* BRIEF: Please reproduce the data in full, exactly as it stands.

=== Begin Enclosure ===

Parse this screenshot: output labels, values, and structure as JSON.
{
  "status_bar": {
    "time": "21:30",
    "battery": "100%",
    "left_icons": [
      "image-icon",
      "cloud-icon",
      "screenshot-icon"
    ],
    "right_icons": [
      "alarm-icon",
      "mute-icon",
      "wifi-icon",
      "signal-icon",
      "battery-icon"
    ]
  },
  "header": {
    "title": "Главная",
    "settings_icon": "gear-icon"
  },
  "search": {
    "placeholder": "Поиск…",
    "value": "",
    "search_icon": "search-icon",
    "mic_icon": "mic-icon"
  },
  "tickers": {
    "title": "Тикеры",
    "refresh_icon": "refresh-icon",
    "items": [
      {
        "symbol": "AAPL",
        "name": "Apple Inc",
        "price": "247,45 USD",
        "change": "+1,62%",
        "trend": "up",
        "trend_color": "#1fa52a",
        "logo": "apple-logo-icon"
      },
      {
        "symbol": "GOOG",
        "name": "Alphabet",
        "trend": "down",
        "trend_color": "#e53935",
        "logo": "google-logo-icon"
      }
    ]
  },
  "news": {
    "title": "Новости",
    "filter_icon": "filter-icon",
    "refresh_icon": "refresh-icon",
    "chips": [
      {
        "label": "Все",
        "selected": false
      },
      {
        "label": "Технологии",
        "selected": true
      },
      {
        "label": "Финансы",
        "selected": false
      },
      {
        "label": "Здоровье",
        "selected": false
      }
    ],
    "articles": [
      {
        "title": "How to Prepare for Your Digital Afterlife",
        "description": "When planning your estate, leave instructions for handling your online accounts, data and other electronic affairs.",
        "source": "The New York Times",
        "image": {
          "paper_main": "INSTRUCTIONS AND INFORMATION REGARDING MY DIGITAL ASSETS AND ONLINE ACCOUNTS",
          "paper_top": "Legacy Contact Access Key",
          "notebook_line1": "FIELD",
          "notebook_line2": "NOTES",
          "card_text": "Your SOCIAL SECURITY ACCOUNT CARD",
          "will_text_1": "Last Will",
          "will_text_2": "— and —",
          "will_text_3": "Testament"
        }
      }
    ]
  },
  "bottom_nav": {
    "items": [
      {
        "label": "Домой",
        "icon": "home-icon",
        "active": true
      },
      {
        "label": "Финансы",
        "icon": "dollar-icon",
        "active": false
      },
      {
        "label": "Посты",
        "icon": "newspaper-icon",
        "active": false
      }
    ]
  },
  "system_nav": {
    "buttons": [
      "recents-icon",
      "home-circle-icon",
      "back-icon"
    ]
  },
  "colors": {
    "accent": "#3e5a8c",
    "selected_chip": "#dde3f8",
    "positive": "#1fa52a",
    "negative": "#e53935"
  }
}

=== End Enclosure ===

* COMPLETED EXERCISE:
Parse this screenshot: output labels, values, and structure as JSON.
{
  "status_bar": {
    "time": "21:30",
    "battery": "100%",
    "left_icons": [
      "image-icon",
      "cloud-icon",
      "screenshot-icon"
    ],
    "right_icons": [
      "alarm-icon",
      "mute-icon",
      "wifi-icon",
      "signal-icon",
      "battery-icon"
    ]
  },
  "header": {
    "title": "Главная",
    "settings_icon": "gear-icon"
  },
  "search": {
    "placeholder": "Поиск…",
    "value": "",
    "search_icon": "search-icon",
    "mic_icon": "mic-icon"
  },
  "tickers": {
    "title": "Тикеры",
    "refresh_icon": "refresh-icon",
    "items": [
      {
        "symbol": "AAPL",
        "name": "Apple Inc",
        "price": "247,45 USD",
        "change": "+1,62%",
        "trend": "up",
        "trend_color": "#1fa52a",
        "logo": "apple-logo-icon"
      },
      {
        "symbol": "GOOG",
        "name": "Alphabet",
        "trend": "down",
        "trend_color": "#e53935",
        "logo": "google-logo-icon"
      }
    ]
  },
  "news": {
    "title": "Новости",
    "filter_icon": "filter-icon",
    "refresh_icon": "refresh-icon",
    "chips": [
      {
        "label": "Все",
        "selected": false
      },
      {
        "label": "Технологии",
        "selected": true
      },
      {
        "label": "Финансы",
        "selected": false
      },
      {
        "label": "Здоровье",
        "selected": false
      }
    ],
    "articles": [
      {
        "title": "How to Prepare for Your Digital Afterlife",
        "description": "When planning your estate, leave instructions for handling your online accounts, data and other electronic affairs.",
        "source": "The New York Times",
        "image": {
          "paper_main": "INSTRUCTIONS AND INFORMATION REGARDING MY DIGITAL ASSETS AND ONLINE ACCOUNTS",
          "paper_top": "Legacy Contact Access Key",
          "notebook_line1": "FIELD",
          "notebook_line2": "NOTES",
          "card_text": "Your SOCIAL SECURITY ACCOUNT CARD",
          "will_text_1": "Last Will",
          "will_text_2": "— and —",
          "will_text_3": "Testament"
        }
      }
    ]
  },
  "bottom_nav": {
    "items": [
      {
        "label": "Домой",
        "icon": "home-icon",
        "active": true
      },
      {
        "label": "Финансы",
        "icon": "dollar-icon",
        "active": false
      },
      {
        "label": "Посты",
        "icon": "newspaper-icon",
        "active": false
      }
    ]
  },
  "system_nav": {
    "buttons": [
      "recents-icon",
      "home-circle-icon",
      "back-icon"
    ]
  },
  "colors": {
    "accent": "#3e5a8c",
    "selected_chip": "#dde3f8",
    "positive": "#1fa52a",
    "negative": "#e53935"
  }
}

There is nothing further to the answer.